* To do:
All of the data should be given again word for word, though the images are to be left out.

* Extracted entries:
§
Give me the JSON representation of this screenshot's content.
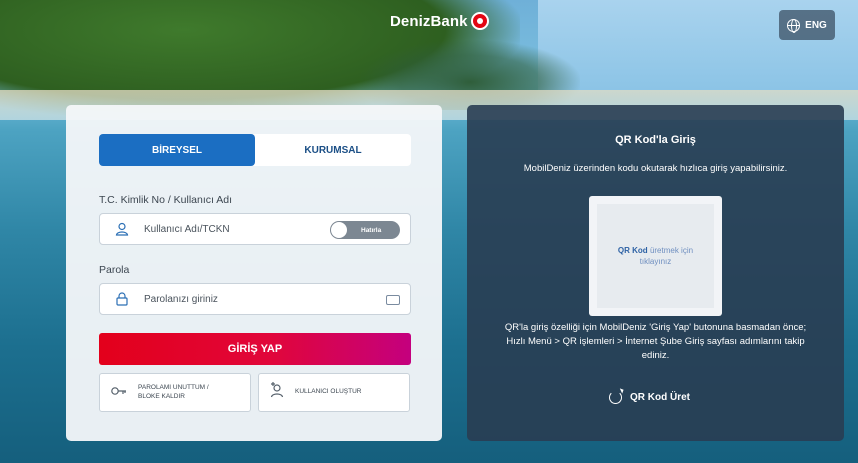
{
  "header": {
    "brand": "DenizBank",
    "language_button": "ENG",
    "icons": {
      "brand": "denizbank-logo-icon",
      "language": "globe-icon"
    }
  },
  "login": {
    "tabs": [
      {
        "label": "BİREYSEL",
        "active": true
      },
      {
        "label": "KURUMSAL",
        "active": false
      }
    ],
    "username": {
      "label": "T.C. Kimlik No / Kullanıcı Adı",
      "placeholder": "Kullanıcı Adı/TCKN",
      "remember_label": "Hatırla",
      "icon": "user-icon"
    },
    "password": {
      "label": "Parola",
      "placeholder": "Parolanızı giriniz",
      "icon": "lock-icon",
      "keyboard_icon": "keyboard-icon"
    },
    "submit": "GİRİŞ YAP",
    "forgot": {
      "line1": "PAROLAMI UNUTTUM /",
      "line2": "BLOKE KALDIR",
      "icon": "key-icon"
    },
    "create_user": {
      "label": "KULLANICI OLUŞTUR",
      "icon": "add-user-icon"
    }
  },
  "qr": {
    "title": "QR Kod'la Giriş",
    "description": "MobilDeniz üzerinden kodu okutarak hızlıca giriş yapabilirsiniz.",
    "box_bold": "QR Kod",
    "box_text_1": "üretmek için",
    "box_text_2": "tıklayınız",
    "info": "QR'la giriş özelliği için MobilDeniz 'Giriş Yap' butonuna basmadan önce; Hızlı Menü > QR işlemleri > İnternet Şube Giriş sayfası adımlarını takip ediniz.",
    "action": "QR Kod Üret",
    "action_icon": "refresh-icon"
  },
  "colors": {
    "primary_blue": "#1b6ec2",
    "submit_start": "#e3001b",
    "submit_end": "#c4007e",
    "qr_panel": "#293d52"
  }
}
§
* Exercise answer:
Give me the JSON representation of this screenshot's content.
{
  "header": {
    "brand": "DenizBank",
    "language_button": "ENG",
    "icons": {
      "brand": "denizbank-logo-icon",
      "language": "globe-icon"
    }
  },
  "login": {
    "tabs": [
      {
        "label": "BİREYSEL",
        "active": true
      },
      {
        "label": "KURUMSAL",
        "active": false
      }
    ],
    "username": {
      "label": "T.C. Kimlik No / Kullanıcı Adı",
      "placeholder": "Kullanıcı Adı/TCKN",
      "remember_label": "Hatırla",
      "icon": "user-icon"
    },
    "password": {
      "label": "Parola",
      "placeholder": "Parolanızı giriniz",
      "icon": "lock-icon",
      "keyboard_icon": "keyboard-icon"
    },
    "submit": "GİRİŞ YAP",
    "forgot": {
      "line1": "PAROLAMI UNUTTUM /",
      "line2": "BLOKE KALDIR",
      "icon": "key-icon"
    },
    "create_user": {
      "label": "KULLANICI OLUŞTUR",
      "icon": "add-user-icon"
    }
  },
  "qr": {
    "title": "QR Kod'la Giriş",
    "description": "MobilDeniz üzerinden kodu okutarak hızlıca giriş yapabilirsiniz.",
    "box_bold": "QR Kod",
    "box_text_1": "üretmek için",
    "box_text_2": "tıklayınız",
    "info": "QR'la giriş özelliği için MobilDeniz 'Giriş Yap' butonuna basmadan önce; Hızlı Menü > QR işlemleri > İnternet Şube Giriş sayfası adımlarını takip ediniz.",
    "action": "QR Kod Üret",
    "action_icon": "refresh-icon"
  },
  "colors": {
    "primary_blue": "#1b6ec2",
    "submit_start": "#e3001b",
    "submit_end": "#c4007e",
    "qr_panel": "#293d52"
  }
}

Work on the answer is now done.